    1. It’s a YA novel about a girl named Sinclair (nickname: Sin) and her attempt to write an enthralling article for her high school’s newspaper. Sin, at first, simply wants to win over journalism club’s good-looking leader (a dude named Claire). But after Sin discovers that the subject of her article (Jamie) lost his father to a mysterious, deadly car crash eighteen years earlier, she finds herself immersed in a cold case that could not only win over Claire but could also change Jamie’s life forever.

      Liked by 1 person

                1. Lol the process definitely tests your resolve. There have been so many times where I’ve gotten close to giving up. But I never actually do. (Thankfully! 🧐) I’m just hoping that, one day, all of this hard work will pay off.

                  Liked by 1 person
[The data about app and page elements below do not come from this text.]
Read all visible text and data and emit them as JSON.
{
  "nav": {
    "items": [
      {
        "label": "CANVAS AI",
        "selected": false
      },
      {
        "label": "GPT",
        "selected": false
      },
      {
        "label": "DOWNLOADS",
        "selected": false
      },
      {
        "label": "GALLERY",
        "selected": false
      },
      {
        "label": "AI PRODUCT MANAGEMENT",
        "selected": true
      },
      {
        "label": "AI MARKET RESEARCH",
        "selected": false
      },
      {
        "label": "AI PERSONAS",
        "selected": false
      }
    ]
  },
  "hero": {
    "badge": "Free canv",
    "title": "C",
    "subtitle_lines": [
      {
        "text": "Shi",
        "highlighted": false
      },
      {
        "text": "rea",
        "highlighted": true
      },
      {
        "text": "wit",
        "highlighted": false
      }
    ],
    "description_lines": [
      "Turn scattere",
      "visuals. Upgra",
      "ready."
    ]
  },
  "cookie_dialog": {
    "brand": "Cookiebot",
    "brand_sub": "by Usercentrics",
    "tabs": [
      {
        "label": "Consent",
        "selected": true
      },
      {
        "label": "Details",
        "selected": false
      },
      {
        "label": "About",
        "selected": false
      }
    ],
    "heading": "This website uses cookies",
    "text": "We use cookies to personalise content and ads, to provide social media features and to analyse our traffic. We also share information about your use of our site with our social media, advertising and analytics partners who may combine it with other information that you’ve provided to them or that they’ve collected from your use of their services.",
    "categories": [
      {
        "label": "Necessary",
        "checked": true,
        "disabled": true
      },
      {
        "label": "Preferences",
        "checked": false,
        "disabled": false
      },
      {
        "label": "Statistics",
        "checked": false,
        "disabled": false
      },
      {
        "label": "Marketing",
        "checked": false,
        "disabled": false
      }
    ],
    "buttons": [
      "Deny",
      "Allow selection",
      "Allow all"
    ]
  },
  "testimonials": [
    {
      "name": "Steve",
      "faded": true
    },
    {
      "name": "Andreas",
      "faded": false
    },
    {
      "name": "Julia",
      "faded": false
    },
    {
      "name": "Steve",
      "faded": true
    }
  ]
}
                    1. Me too! I wish I could write! “If” I had a book in me… it would be a middle grade book about a 12 yr old girl on a road trip, with her annoying family that’s ruining her preteen image!
                      But I doubt I’ll ever try…
                      I never took even one creative writing class in school. I wish I had…

                      Like

                    2. I strongly believe that anyone can be a writer, especially when you already have the idea! I think the key is just finding the time to sit down and write it out. There will be growing pains when you first start writing. (I had lots!) But eventually, you’ll begin to learn the craft as you go. (I never took a creative writing course while in school either!) So don’t rule it out completely, people like MG and your idea sounds great!!

                      Liked by 1 person

Leave a Reply

Fill in your details below or click an icon to log in:

WordPress.com Logo

You are commenting using your WordPress.com account. Log Out /  Change )

Google photo

You are commenting using your Google account. Log Out /  Change )

Twitter picture

You are commenting using your Twitter account. Log Out /  Change )

Facebook photo

You are commenting using your Facebook account. Log Out /  Change )

Connecting to %s